Ruth Delaney, General Surgery elective

Hospital, Location: Johns Hopkins University/Sinai Hospital of Baltimore, Baltimore, MD, USA.

Supervisor: Dr. Adrian Barbul, MD. Professor of Surgery, Johns Hopkins University & Surgeon-in-Chief, Sinai Hospital.

Contact person (if different from above): Personnel have changed but either write or make a phonecall to – Medical Education Office, Sinai Hospital of Baltimore, 2401 Belvedere Ave, Baltimore, MD 21215, USA.
Tel: 00-1-410-9720

Main Activities including Practical Aspect: Sub-intern on the General Surgical Service. Rounds never later than 6am. Most of the day in the OR, always scrubbed, I often got to close or even do some of a simple case e.g. appendicectomy. On-call I saw surgical consults first, then presented them to the chief resident & was involved in their subsequent management. I also got involved in management of major traumas on-call, I was often scrubbed for most of the night. Other practical things I got to do as the opportunities arose included endotracheal intubation, inserting central lines & suturing minor stab wounds etc in the ER. Public outpatient clinic once per week, saw patients on my own & then presented them to the attending. Surgical grand rounds at Hopkins once per week.

Advantages: Huge amount of practical experience – the American attitude to medical students & how much they are allowed to do is vastly different to the Irish attitude! Exposure to many different areas – GI, hepatobiliary, breast, thyroid, trauma etc. All of the general surgical residents were Hopkins residents & the attendings were Hopkins faculty so the standard of teaching was very high.

Disadvantages: Early mornings! The adjustment to the American system & ways of doing things takes a few days, but give yourself time. There is a big difference between what is expected of you as a student in Ireland & what is expected of you in America – learn to be more forward with your superiors in asking questions etc. & learn to be more independent & confident about doing things on the ward/in the OR/in the ER.

Life outside the Hospital: Make friends with somebody who knows Baltimore as parts of it are dangerous, but parts of it are nice – the problem is that it’s not always clear where is safe! Inner Harbor is a great place to hang out. Lots of good places to eat. Boordy Vineyard outside Baltimore is a good place to spend Saturday/Sunday. Washington DC is close enough for a day-trip.

Most Memorable Moment(s): Seeing my first gunshot wound (the first of many). Putting in my first central line & being absolutely terrified. Asking a 13-year-old at clinic what happened to him & getting the answer “I got shot. They was tryin to kill me”. Going to DC for a “day-trip” with a classmate who shall remain nameless & not making it back until the following day.

Would you recommend this elective to others? Yes

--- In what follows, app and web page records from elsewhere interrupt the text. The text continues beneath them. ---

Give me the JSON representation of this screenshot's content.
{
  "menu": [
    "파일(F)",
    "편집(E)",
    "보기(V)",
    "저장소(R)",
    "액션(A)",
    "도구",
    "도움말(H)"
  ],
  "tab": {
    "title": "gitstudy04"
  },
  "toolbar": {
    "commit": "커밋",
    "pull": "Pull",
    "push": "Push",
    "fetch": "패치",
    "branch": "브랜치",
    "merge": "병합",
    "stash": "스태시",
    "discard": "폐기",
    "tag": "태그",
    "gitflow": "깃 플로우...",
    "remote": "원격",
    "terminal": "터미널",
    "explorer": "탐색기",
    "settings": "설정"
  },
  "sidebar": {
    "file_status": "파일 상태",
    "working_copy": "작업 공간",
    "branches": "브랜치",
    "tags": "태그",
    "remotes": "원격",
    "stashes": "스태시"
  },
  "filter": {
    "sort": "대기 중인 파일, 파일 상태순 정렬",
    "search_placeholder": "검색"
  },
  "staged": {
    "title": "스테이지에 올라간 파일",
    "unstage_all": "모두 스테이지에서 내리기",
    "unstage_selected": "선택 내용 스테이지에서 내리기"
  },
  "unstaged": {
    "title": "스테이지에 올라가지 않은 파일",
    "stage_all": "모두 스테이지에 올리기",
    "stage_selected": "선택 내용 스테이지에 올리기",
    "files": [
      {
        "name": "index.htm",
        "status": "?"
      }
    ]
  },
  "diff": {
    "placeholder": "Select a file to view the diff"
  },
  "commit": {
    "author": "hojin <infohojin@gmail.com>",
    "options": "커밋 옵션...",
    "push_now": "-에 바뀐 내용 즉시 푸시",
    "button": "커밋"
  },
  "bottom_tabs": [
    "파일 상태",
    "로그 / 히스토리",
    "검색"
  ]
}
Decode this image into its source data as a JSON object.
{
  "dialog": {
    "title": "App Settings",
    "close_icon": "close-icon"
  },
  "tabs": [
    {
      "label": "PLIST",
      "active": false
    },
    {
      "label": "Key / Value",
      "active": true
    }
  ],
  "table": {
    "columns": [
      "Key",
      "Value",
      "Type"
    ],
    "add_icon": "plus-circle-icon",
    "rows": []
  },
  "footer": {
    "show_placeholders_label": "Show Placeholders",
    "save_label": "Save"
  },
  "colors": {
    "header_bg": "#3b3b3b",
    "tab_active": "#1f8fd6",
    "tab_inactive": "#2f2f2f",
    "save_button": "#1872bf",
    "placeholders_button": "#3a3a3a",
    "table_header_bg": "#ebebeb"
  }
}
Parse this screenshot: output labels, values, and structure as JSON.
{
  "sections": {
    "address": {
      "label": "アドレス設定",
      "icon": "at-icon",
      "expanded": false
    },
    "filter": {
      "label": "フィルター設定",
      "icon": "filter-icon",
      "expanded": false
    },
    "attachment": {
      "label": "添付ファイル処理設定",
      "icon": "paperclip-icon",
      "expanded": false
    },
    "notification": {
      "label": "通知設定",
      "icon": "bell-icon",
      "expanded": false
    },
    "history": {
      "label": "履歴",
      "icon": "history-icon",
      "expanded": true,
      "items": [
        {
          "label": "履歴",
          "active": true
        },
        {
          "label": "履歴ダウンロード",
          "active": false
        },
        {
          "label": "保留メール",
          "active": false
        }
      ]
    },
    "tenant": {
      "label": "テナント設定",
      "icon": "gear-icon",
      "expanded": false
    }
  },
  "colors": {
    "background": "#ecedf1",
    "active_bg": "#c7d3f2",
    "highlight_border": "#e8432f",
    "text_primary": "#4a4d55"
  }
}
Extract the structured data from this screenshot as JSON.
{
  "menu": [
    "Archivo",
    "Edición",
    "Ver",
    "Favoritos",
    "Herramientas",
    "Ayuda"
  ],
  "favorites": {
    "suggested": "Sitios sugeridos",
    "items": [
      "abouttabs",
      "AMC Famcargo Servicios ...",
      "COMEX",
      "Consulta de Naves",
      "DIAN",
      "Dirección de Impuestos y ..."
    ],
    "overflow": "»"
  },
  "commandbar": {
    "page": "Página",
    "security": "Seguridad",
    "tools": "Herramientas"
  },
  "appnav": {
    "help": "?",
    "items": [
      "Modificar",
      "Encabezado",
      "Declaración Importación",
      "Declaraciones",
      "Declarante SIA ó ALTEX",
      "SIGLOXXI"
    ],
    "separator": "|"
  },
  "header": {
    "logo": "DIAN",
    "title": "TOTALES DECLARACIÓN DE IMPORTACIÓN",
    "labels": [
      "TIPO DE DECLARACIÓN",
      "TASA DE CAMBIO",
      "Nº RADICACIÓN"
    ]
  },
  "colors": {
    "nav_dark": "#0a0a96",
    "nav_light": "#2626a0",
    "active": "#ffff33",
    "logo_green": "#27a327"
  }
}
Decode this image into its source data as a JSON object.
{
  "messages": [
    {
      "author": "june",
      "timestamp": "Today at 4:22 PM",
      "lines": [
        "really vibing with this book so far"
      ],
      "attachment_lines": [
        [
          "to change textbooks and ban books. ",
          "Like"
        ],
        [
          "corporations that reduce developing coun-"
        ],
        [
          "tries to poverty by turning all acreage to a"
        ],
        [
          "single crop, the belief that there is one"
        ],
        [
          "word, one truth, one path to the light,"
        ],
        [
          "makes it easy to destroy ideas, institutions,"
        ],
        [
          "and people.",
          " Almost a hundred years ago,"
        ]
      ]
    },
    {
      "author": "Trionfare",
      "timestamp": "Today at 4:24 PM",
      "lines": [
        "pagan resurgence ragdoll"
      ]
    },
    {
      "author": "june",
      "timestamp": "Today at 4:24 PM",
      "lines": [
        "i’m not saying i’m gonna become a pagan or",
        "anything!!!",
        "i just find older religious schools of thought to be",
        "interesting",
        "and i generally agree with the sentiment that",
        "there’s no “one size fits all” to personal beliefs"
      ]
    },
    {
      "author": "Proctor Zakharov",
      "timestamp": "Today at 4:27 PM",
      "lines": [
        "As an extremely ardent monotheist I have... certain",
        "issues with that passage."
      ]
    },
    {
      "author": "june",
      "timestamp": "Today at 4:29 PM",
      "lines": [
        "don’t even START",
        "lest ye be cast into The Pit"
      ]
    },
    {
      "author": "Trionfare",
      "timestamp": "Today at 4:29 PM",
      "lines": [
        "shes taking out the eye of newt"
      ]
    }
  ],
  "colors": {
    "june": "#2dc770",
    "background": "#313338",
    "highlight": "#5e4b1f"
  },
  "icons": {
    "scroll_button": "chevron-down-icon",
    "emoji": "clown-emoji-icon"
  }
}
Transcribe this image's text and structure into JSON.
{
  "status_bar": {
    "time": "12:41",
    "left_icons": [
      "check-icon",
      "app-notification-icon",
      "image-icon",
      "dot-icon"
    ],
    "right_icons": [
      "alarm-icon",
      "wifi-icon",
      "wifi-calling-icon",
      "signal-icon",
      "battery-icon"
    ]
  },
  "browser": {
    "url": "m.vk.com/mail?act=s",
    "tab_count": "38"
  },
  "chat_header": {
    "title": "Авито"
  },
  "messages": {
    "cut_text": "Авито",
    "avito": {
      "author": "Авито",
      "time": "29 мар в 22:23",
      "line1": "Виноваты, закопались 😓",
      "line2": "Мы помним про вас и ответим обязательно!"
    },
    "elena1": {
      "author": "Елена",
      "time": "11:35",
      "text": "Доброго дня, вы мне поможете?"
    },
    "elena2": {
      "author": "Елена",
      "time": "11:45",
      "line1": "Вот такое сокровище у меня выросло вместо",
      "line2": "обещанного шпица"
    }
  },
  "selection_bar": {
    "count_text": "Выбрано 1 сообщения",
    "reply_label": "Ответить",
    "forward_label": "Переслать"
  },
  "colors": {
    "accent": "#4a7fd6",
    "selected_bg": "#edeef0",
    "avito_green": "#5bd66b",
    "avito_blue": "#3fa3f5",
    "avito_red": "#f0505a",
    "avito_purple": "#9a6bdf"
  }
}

Tips & How to Organize this Rotation: Hospital website is www.lifebridgehealth.org. Go to Graduate Medical Education link & search for “elective” to see the options. There was doubt as to whether Hopkins would continue to supply surgical residents to Sinai beyond 2005, so it would be worth checking whether Sinai still offers the back-door way into a Hopkins rotation (Hopkins does not officially take students from medical schools outside the US or Canada). In terms of organizing the rotation, contact the Medical Education Office. Rotation costs nothing & is relatively easy to set up.